*** Opening Record set ***

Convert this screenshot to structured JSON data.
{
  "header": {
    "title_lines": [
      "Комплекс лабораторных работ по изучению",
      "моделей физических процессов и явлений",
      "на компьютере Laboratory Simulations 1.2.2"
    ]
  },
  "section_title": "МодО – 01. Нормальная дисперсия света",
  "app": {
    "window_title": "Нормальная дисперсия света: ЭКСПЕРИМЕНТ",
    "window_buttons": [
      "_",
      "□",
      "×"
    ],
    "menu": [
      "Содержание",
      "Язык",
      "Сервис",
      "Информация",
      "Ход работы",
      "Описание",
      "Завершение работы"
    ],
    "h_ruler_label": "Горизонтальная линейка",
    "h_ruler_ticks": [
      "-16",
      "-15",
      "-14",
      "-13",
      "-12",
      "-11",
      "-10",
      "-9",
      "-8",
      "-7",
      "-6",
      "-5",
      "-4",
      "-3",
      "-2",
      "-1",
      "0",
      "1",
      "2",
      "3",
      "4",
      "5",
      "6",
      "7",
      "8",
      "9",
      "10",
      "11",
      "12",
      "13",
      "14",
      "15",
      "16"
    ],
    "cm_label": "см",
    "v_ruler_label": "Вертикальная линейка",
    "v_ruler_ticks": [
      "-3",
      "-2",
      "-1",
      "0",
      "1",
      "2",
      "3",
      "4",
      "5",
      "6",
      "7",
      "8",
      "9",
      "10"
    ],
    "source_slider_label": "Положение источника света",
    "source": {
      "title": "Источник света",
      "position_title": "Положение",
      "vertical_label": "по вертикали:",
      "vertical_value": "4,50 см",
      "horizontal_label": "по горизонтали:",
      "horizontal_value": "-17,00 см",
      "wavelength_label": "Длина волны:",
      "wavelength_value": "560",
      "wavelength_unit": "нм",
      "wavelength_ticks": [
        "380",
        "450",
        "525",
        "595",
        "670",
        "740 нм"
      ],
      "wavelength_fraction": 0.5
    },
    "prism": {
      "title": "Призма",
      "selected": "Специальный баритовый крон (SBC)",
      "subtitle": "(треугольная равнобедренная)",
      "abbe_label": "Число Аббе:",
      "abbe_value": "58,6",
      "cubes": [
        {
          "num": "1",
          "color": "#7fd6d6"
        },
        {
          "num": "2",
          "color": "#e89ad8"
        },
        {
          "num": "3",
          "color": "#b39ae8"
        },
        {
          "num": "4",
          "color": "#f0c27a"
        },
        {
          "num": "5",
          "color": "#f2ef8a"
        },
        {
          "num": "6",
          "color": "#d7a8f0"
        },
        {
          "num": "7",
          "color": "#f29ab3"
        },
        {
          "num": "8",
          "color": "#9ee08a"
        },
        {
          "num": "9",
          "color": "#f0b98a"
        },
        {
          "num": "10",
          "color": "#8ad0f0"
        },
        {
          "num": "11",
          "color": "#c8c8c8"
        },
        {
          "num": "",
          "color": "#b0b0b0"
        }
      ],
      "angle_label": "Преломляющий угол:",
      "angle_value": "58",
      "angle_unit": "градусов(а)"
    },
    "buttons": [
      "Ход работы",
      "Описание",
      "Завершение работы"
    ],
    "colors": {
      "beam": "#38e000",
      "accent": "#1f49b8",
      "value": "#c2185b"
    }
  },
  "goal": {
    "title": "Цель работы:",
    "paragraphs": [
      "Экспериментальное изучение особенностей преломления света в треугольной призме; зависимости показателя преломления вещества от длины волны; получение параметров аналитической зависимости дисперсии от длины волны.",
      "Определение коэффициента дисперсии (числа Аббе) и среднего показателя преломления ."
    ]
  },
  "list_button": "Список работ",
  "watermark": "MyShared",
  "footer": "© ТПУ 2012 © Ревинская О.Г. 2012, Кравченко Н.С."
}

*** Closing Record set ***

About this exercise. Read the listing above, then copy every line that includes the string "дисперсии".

Task response.
      "Экспериментальное изучение особенностей преломления света в треугольной призме; зависимости показателя преломления вещества от длины волны; получение параметров аналитической зависимости дисперсии от длины волны.",
      "Определение коэффициента дисперсии (числа Аббе) и среднего показателя преломления ."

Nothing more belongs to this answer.